What you need to do »
Copy, from the data below, every line that has "dates" in it.
⟨
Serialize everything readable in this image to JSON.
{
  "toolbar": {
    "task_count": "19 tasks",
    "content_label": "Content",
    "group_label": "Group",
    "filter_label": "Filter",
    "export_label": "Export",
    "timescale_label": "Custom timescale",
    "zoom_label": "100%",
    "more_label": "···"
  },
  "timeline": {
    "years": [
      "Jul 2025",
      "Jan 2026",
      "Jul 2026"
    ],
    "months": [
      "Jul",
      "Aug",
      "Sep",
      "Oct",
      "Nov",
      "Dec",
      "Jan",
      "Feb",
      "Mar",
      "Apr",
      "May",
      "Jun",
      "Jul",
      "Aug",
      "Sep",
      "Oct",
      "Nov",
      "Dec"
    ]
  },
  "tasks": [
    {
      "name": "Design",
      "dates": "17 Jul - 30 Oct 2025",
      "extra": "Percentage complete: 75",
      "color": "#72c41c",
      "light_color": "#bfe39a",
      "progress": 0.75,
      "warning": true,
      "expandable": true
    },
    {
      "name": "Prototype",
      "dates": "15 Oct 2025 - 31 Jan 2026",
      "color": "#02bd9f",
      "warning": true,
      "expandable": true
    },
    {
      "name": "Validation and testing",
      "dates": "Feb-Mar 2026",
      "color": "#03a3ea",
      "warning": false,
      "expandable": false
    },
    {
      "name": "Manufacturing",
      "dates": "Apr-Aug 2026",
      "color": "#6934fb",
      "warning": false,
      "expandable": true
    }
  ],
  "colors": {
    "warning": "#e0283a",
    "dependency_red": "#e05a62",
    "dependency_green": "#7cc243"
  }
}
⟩
The completed task »
      "dates": "17 Jul - 30 Oct 2025",
      "dates": "15 Oct 2025 - 31 Jan 2026",
      "dates": "Feb-Mar 2026",
      "dates": "Apr-Aug 2026",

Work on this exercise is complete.